Norway becomes first country in the world to ban deforestation
Norway has become the first country in the world to stop clear-cutting of trees, a huge step toward curbing global deforestation.
At the rate we are going, the world’s rain forests could completely vanish in a hundred years.
In their pledge last week, Norwegian lawmakers also committed to find a way to source essential products like palm oil, soy, beef, and timber so that they leave little to no impact on their ecosystems. It’s a pledge Norway made at the U.N. Climate Summit in 2014 alongside Germany and the United Kingdom.
This move could be potentially transformative.
According to the U.N., the production of palm oil, soy, beef, and wood products contributed to a little less than half of total tropical deforestation.

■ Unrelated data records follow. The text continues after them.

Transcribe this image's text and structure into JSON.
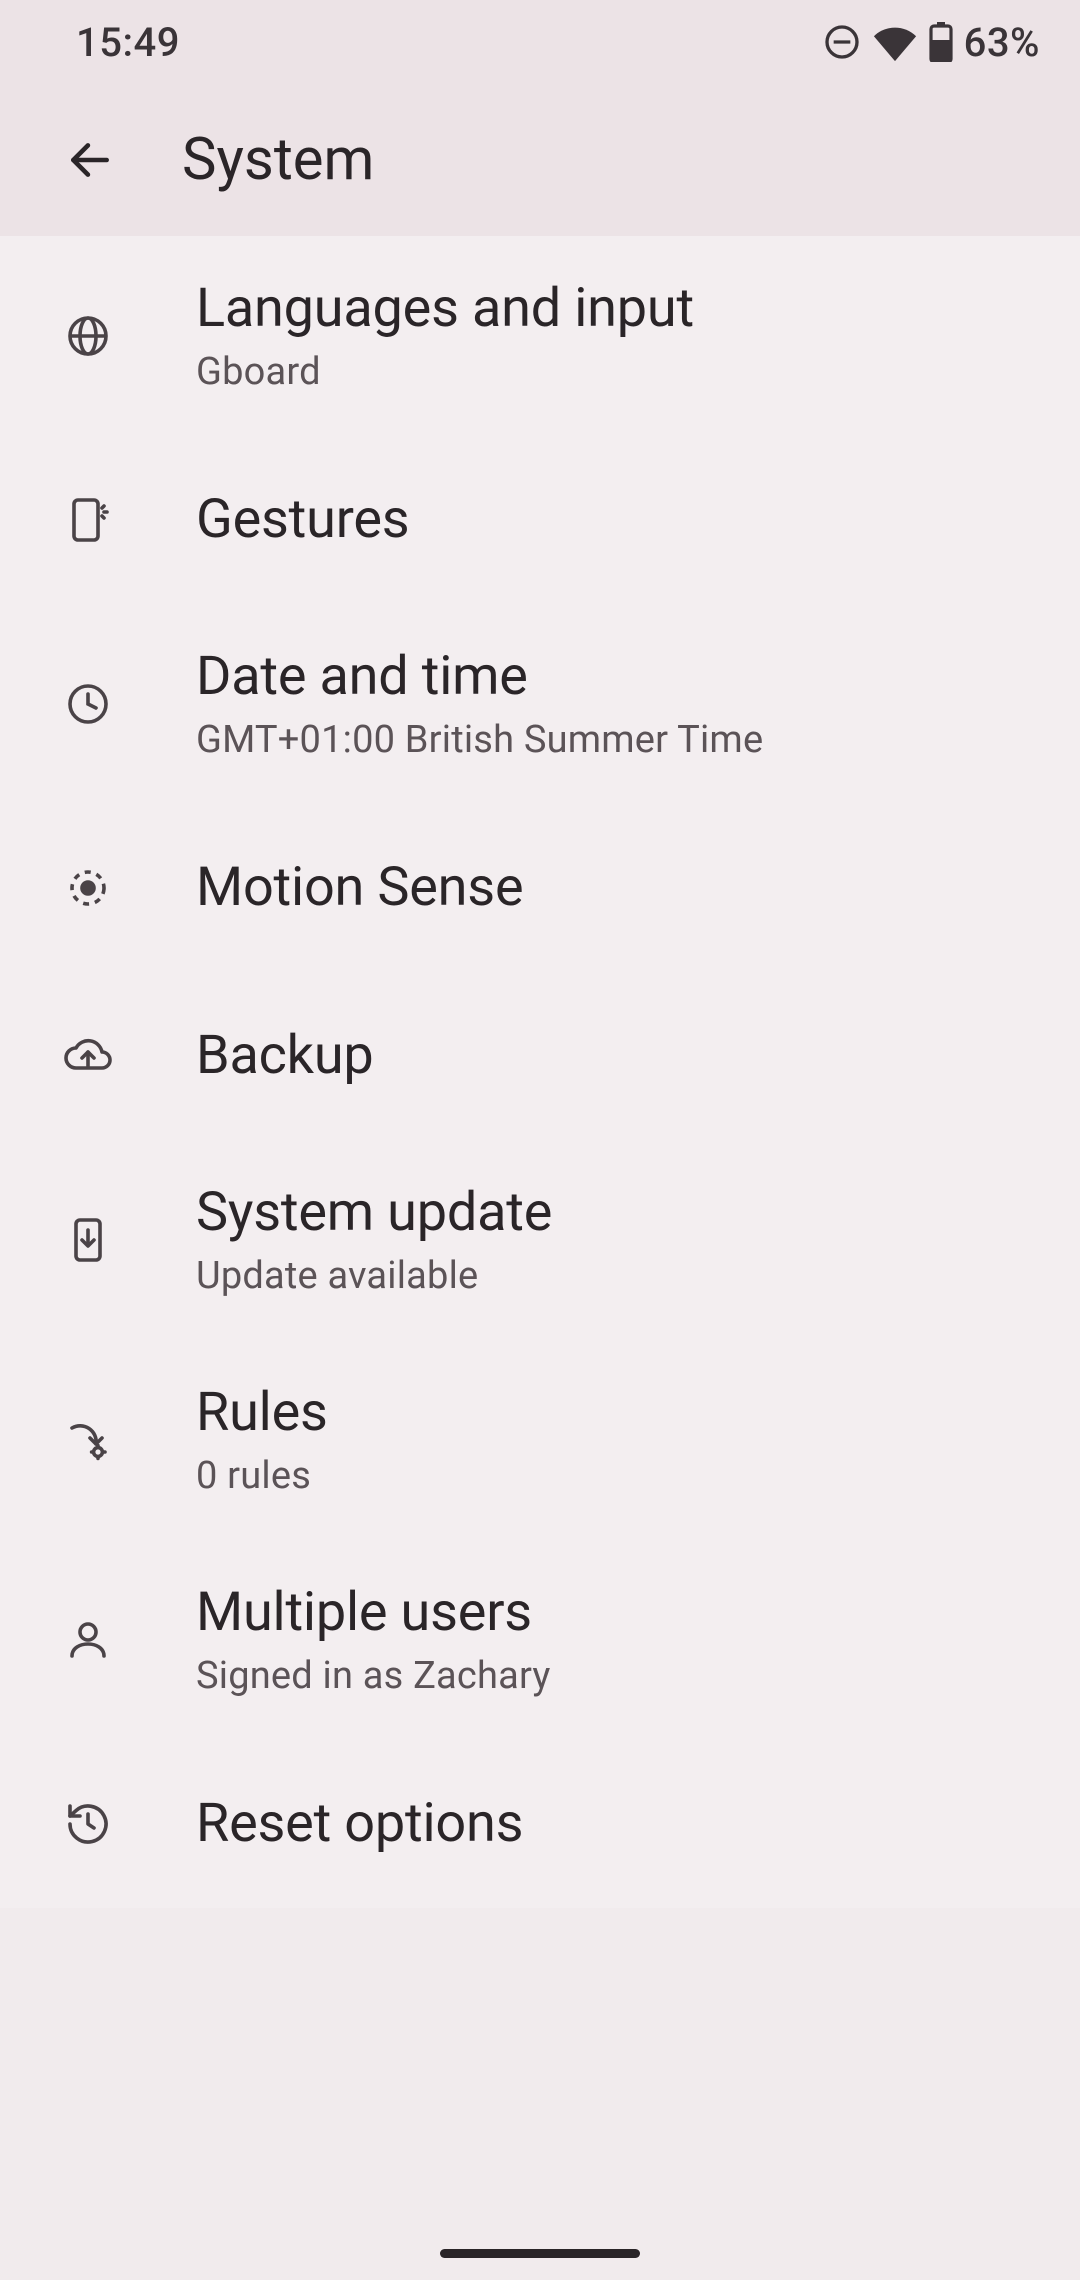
{
  "statusbar": {
    "time": "15:49",
    "battery_pct": "63%"
  },
  "header": {
    "title": "System"
  },
  "items": [
    {
      "icon": "globe-icon",
      "title": "Languages and input",
      "subtitle": "Gboard"
    },
    {
      "icon": "phone-sparkle-icon",
      "title": "Gestures",
      "subtitle": null
    },
    {
      "icon": "clock-icon",
      "title": "Date and time",
      "subtitle": "GMT+01:00 British Summer Time"
    },
    {
      "icon": "motion-sense-icon",
      "title": "Motion Sense",
      "subtitle": null
    },
    {
      "icon": "cloud-upload-icon",
      "title": "Backup",
      "subtitle": null
    },
    {
      "icon": "phone-download-icon",
      "title": "System update",
      "subtitle": "Update available"
    },
    {
      "icon": "rules-icon",
      "title": "Rules",
      "subtitle": "0 rules"
    },
    {
      "icon": "person-icon",
      "title": "Multiple users",
      "subtitle": "Signed in as Zachary"
    },
    {
      "icon": "history-icon",
      "title": "Reset options",
      "subtitle": null
    }
  ]
}
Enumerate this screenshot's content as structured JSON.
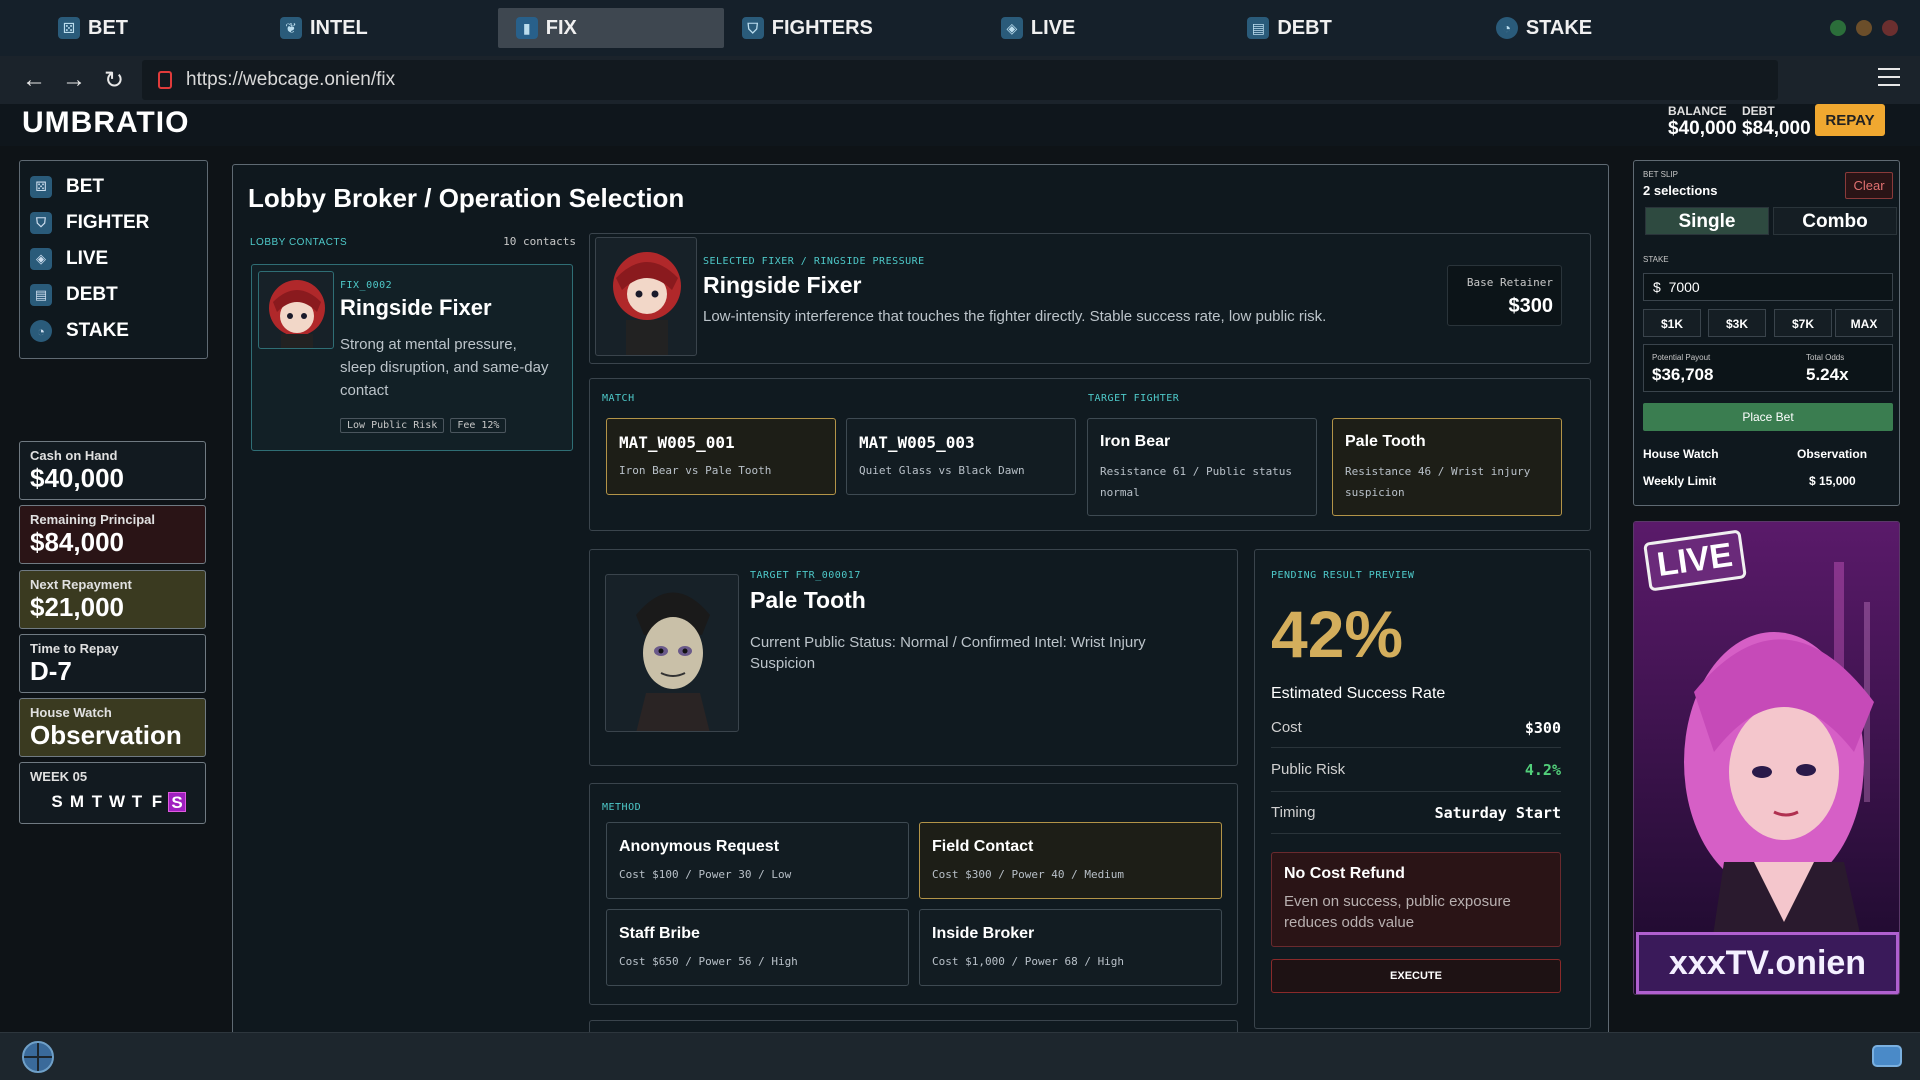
{
  "tabs": [
    {
      "label": "BET",
      "icon": "dice-icon"
    },
    {
      "label": "INTEL",
      "icon": "lungs-icon"
    },
    {
      "label": "FIX",
      "icon": "door-icon"
    },
    {
      "label": "FIGHTERS",
      "icon": "shield-icon"
    },
    {
      "label": "LIVE",
      "icon": "camera-icon"
    },
    {
      "label": "DEBT",
      "icon": "ledger-icon"
    },
    {
      "label": "STAKE",
      "icon": "pie-icon"
    }
  ],
  "url": "https://webcage.onien/fix",
  "app": {
    "title": "UMBRATIO",
    "balance_label": "BALANCE",
    "balance": "$40,000",
    "debt_label": "DEBT",
    "debt": "$84,000",
    "repay_label": "REPAY"
  },
  "sidebar": {
    "items": [
      {
        "label": "BET",
        "icon": "dice-icon"
      },
      {
        "label": "FIGHTER",
        "icon": "shield-icon"
      },
      {
        "label": "LIVE",
        "icon": "camera-icon"
      },
      {
        "label": "DEBT",
        "icon": "ledger-icon"
      },
      {
        "label": "STAKE",
        "icon": "pie-icon"
      }
    ]
  },
  "stats": {
    "cash_label": "Cash on Hand",
    "cash": "$40,000",
    "principal_label": "Remaining Principal",
    "principal": "$84,000",
    "next_label": "Next Repayment",
    "next": "$21,000",
    "time_label": "Time to Repay",
    "time": "D-7",
    "watch_label": "House Watch",
    "watch": "Observation",
    "week_label": "WEEK 05",
    "days": [
      "S",
      "M",
      "T",
      "W",
      "T",
      "F",
      "S"
    ]
  },
  "main": {
    "title": "Lobby Broker / Operation Selection",
    "contacts_label": "LOBBY CONTACTS",
    "contacts_count": "10 contacts",
    "contact": {
      "id": "FIX_0002",
      "name": "Ringside Fixer",
      "desc": "Strong at mental pressure, sleep disruption, and same-day contact",
      "tags": [
        "Low Public Risk",
        "Fee 12%"
      ]
    },
    "selected": {
      "kicker": "SELECTED FIXER / RINGSIDE PRESSURE",
      "name": "Ringside Fixer",
      "desc": "Low-intensity interference that touches the fighter directly. Stable success rate, low public risk.",
      "retainer_label": "Base Retainer",
      "retainer": "$300"
    },
    "match_label": "MATCH",
    "target_label": "TARGET FIGHTER",
    "matches": [
      {
        "name": "MAT_W005_001",
        "desc": "Iron Bear vs Pale Tooth"
      },
      {
        "name": "MAT_W005_003",
        "desc": "Quiet Glass vs Black Dawn"
      }
    ],
    "fighters": [
      {
        "name": "Iron Bear",
        "desc": "Resistance 61 / Public status normal"
      },
      {
        "name": "Pale Tooth",
        "desc": "Resistance 46 / Wrist injury suspicion"
      }
    ],
    "target": {
      "kicker": "TARGET FTR_000017",
      "name": "Pale Tooth",
      "desc": "Current Public Status: Normal / Confirmed Intel: Wrist Injury Suspicion"
    },
    "method_label": "METHOD",
    "methods": [
      {
        "name": "Anonymous Request",
        "desc": "Cost $100 / Power 30 / Low"
      },
      {
        "name": "Field Contact",
        "desc": "Cost $300 / Power 40 / Medium"
      },
      {
        "name": "Staff Bribe",
        "desc": "Cost $650 / Power 56 / High"
      },
      {
        "name": "Inside Broker",
        "desc": "Cost $1,000 / Power 68 / High"
      }
    ],
    "preview": {
      "kicker": "PENDING RESULT PREVIEW",
      "rate": "42%",
      "rate_label": "Estimated Success Rate",
      "cost_label": "Cost",
      "cost": "$300",
      "risk_label": "Public Risk",
      "risk": "4.2%",
      "timing_label": "Timing",
      "timing": "Saturday Start",
      "warn_title": "No Cost Refund",
      "warn_text": "Even on success, public exposure reduces odds value",
      "execute": "EXECUTE"
    }
  },
  "betslip": {
    "label": "BET SLIP",
    "count": "2 selections",
    "clear": "Clear",
    "single": "Single",
    "combo": "Combo",
    "stake_label": "STAKE",
    "stake_currency": "$",
    "stake": "7000",
    "amounts": [
      "$1K",
      "$3K",
      "$7K",
      "MAX"
    ],
    "payout_label": "Potential Payout",
    "payout": "$36,708",
    "odds_label": "Total Odds",
    "odds": "5.24x",
    "place": "Place Bet",
    "house_label": "House Watch",
    "house": "Observation",
    "limit_label": "Weekly Limit",
    "limit": "$ 15,000"
  },
  "promo": {
    "badge": "LIVE",
    "brand": "xxxTV.onien"
  },
  "colors": {
    "accent_gold": "#b39448",
    "teal": "#4ec9c9",
    "green": "#3a7d50",
    "repay": "#f0a830",
    "risk_green": "#52d07a",
    "danger": "#8a2a2a"
  }
}
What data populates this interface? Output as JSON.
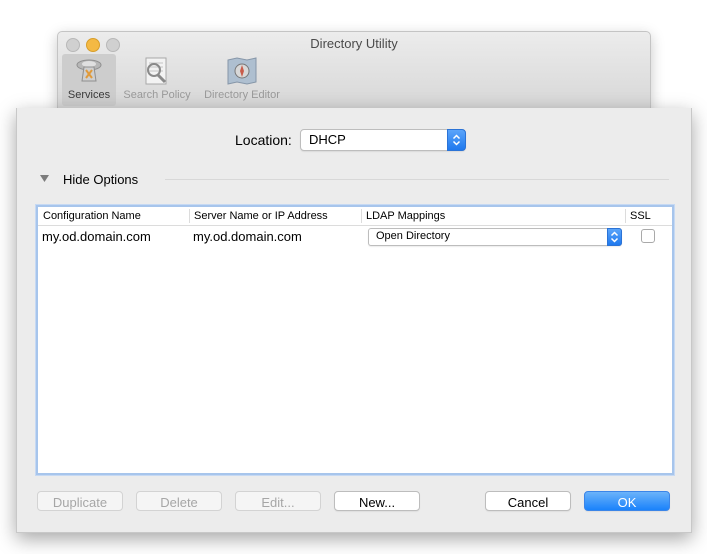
{
  "window": {
    "title": "Directory Utility",
    "toolbar": [
      {
        "label": "Services",
        "icon": "services-icon",
        "selected": true
      },
      {
        "label": "Search Policy",
        "icon": "search-policy-icon",
        "selected": false
      },
      {
        "label": "Directory Editor",
        "icon": "directory-editor-icon",
        "selected": false
      }
    ]
  },
  "sheet": {
    "location": {
      "label": "Location:",
      "value": "DHCP"
    },
    "options_toggle": {
      "label": "Hide Options",
      "expanded": true
    },
    "table": {
      "columns": [
        "Configuration Name",
        "Server Name or IP Address",
        "LDAP Mappings",
        "SSL"
      ],
      "rows": [
        {
          "configuration_name": "my.od.domain.com",
          "server": "my.od.domain.com",
          "ldap_mapping": "Open Directory",
          "ssl": false
        }
      ]
    },
    "buttons": {
      "duplicate": "Duplicate",
      "delete": "Delete",
      "edit": "Edit...",
      "new": "New...",
      "cancel": "Cancel",
      "ok": "OK"
    }
  },
  "colors": {
    "accent": "#1a82fb",
    "minimize": "#f4b944",
    "table_focus_ring": "#a7c5ec"
  }
}
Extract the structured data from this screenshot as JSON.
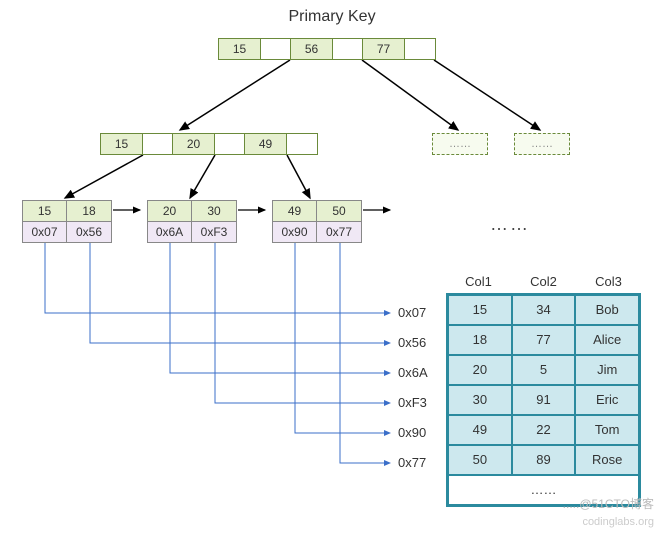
{
  "title": "Primary Key",
  "root": {
    "keys": [
      "15",
      "56",
      "77"
    ]
  },
  "level1": {
    "keys": [
      "15",
      "20",
      "49"
    ]
  },
  "dashed_placeholders": [
    "……",
    "……"
  ],
  "leaves": [
    {
      "keys": [
        "15",
        "18"
      ],
      "ptrs": [
        "0x07",
        "0x56"
      ]
    },
    {
      "keys": [
        "20",
        "30"
      ],
      "ptrs": [
        "0x6A",
        "0xF3"
      ]
    },
    {
      "keys": [
        "49",
        "50"
      ],
      "ptrs": [
        "0x90",
        "0x77"
      ]
    }
  ],
  "leaf_ellipsis": "……",
  "pointer_labels": [
    "0x07",
    "0x56",
    "0x6A",
    "0xF3",
    "0x90",
    "0x77"
  ],
  "table": {
    "headers": [
      "Col1",
      "Col2",
      "Col3"
    ],
    "rows": [
      [
        "15",
        "34",
        "Bob"
      ],
      [
        "18",
        "77",
        "Alice"
      ],
      [
        "20",
        "5",
        "Jim"
      ],
      [
        "30",
        "91",
        "Eric"
      ],
      [
        "49",
        "22",
        "Tom"
      ],
      [
        "50",
        "89",
        "Rose"
      ]
    ],
    "ellipsis_row": "……"
  },
  "watermark1": ".....@51CTO博客",
  "watermark2": "codinglabs.org"
}
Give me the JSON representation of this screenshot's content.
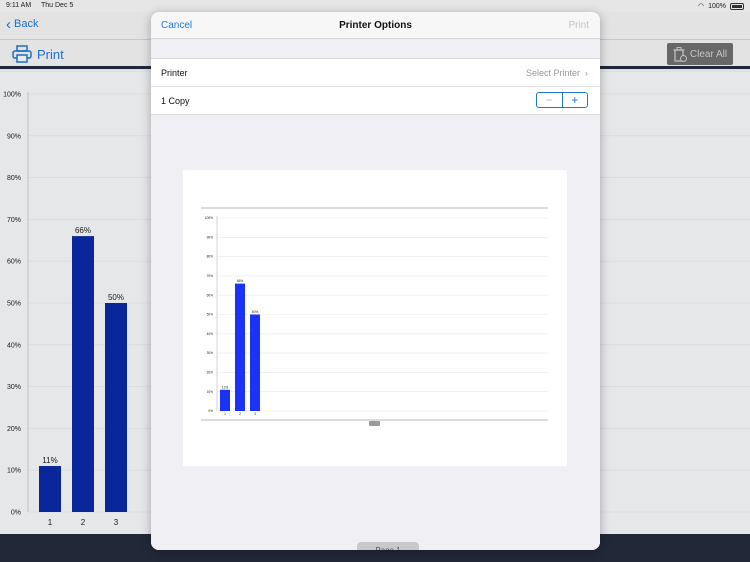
{
  "status_bar": {
    "time": "9:11 AM",
    "date": "Thu Dec 5",
    "battery": "100%"
  },
  "nav": {
    "back_label": "Back"
  },
  "toolbar": {
    "print_label": "Print",
    "clear_all_label": "Clear All"
  },
  "chart_data": {
    "type": "bar",
    "categories": [
      "1",
      "2",
      "3"
    ],
    "values": [
      11,
      66,
      50
    ],
    "value_labels": [
      "11%",
      "66%",
      "50%"
    ],
    "y_ticks": [
      "0%",
      "10%",
      "20%",
      "30%",
      "40%",
      "50%",
      "60%",
      "70%",
      "80%",
      "90%",
      "100%"
    ],
    "ylim": [
      0,
      100
    ],
    "color": "#0a2aa8",
    "grid": true
  },
  "modal": {
    "cancel_label": "Cancel",
    "title": "Printer Options",
    "print_label": "Print",
    "printer_label": "Printer",
    "printer_value": "Select Printer",
    "copies_label": "1 Copy",
    "stepper_minus": "−",
    "stepper_plus": "+",
    "preview_page_label": "Page 1",
    "preview_bar_color": "#1a33f5"
  }
}
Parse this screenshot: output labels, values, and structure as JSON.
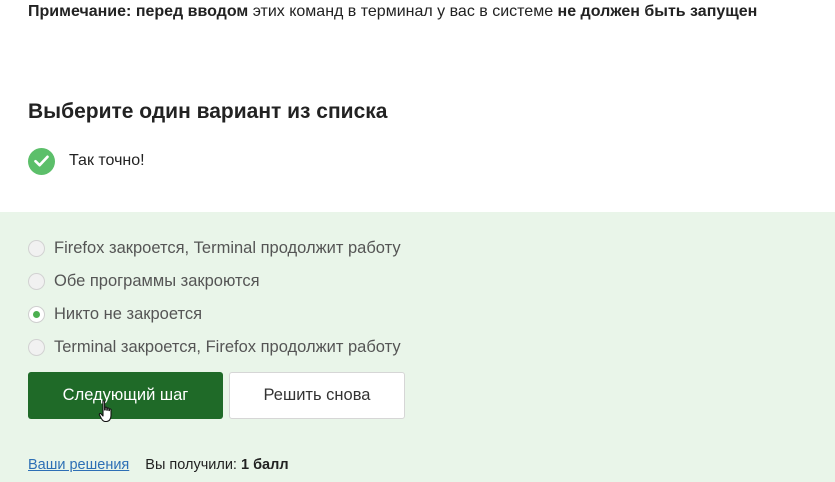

When forests are cleared and set in flames, the carbon in the trees is released as carbon dioxide — the main greenhouse gas contributing to climate change.
Norway has shown its commitment to a cleaner environment in other ways.
In 2008, the country gave Brazil $1 billion to help fight deforestation of the Amazon rainforest — slashing deforestation by an incredible 75% in seven years.
It is also in the process of restricting the sales of gas-powered cars by 2025.